Fewer pregnant women are smoking in NSW compared with 20 years ago, but too many expectant mothers are still lighting up in some regional areas, according to the NSW Mothers and Babies 2016 report released Thursday.
The number of pregnant women smoking state-wide has dropped a whopping 61 per cent in the two decades to 2016.
The statistics suggest 8.3 per cent of expectant mothers smoke today across NSW, compared with almost 22 per cent in 1996.
But, in the Far West Local Health District - which includes the outback mining town of Broken Hill and surrounding areas - some 26.5 per cent of expectant mums are still lighting up.

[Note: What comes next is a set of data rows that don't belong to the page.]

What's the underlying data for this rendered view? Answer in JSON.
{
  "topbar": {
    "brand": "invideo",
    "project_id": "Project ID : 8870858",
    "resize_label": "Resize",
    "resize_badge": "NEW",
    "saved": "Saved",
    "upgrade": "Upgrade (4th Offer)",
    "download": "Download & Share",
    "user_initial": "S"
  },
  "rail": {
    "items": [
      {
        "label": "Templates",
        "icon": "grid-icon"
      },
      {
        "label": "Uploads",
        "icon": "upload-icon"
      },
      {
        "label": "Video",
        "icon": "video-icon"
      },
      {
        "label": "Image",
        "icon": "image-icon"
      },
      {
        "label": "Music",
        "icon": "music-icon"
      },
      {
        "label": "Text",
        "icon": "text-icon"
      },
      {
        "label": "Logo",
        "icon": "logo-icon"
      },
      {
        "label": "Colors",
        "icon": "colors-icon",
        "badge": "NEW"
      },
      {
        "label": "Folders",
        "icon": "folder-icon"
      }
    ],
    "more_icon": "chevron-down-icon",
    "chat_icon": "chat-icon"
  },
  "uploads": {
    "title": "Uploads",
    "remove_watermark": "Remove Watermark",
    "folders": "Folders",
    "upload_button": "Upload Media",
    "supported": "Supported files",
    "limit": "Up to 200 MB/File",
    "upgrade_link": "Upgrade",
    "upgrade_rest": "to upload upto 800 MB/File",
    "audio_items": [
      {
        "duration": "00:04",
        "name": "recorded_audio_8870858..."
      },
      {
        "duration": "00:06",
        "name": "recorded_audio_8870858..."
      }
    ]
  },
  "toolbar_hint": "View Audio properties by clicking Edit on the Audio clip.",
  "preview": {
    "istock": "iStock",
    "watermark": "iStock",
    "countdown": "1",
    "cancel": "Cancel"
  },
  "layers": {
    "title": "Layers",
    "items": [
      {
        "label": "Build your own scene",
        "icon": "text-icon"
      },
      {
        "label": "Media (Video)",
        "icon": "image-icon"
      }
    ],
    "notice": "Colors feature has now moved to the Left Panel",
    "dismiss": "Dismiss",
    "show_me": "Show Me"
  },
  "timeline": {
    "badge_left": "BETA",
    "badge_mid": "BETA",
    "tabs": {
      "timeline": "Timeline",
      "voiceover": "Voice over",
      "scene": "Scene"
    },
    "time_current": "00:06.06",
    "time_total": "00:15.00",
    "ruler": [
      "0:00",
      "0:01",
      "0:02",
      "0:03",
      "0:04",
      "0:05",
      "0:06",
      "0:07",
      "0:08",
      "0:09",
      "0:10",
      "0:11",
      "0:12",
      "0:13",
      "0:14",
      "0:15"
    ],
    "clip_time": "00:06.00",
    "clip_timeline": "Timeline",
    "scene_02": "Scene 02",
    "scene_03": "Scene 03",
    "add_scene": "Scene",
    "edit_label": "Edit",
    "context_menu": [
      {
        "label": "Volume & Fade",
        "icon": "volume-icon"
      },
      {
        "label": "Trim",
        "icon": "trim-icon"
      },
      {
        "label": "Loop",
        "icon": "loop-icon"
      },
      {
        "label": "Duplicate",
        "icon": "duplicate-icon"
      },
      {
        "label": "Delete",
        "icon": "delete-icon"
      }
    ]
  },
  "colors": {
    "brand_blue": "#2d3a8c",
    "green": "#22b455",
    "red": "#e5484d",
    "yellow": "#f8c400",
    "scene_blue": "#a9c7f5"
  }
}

NSW Health spokesperson Lyndal O'Leary said higher smoking rates were generally found in regional areas of lower socio-economic status and with larger Aboriginal populations.
"I see pregnant women smoking frequently across the western NSW region," Ms O'Leary told AAP.
"That is why we are building supportive environments to encourage pregnant women to quit."
The lowest rates of mothers-to-be smoking were found on Sydney's lower north shore, where only 0.5 per cent are smokers.
Expectant mothers who smoke risk having a stillbirth or a baby born with low birth weight which can lead to diabetes, heart disease, high blood pressure and even obesity.
Smoking can also lead to sudden infant death syndrome, asthma and lower respiratory illnesses.
"Smoking is very addictive and it is not always easy for people to give up," Ms O'Leary said.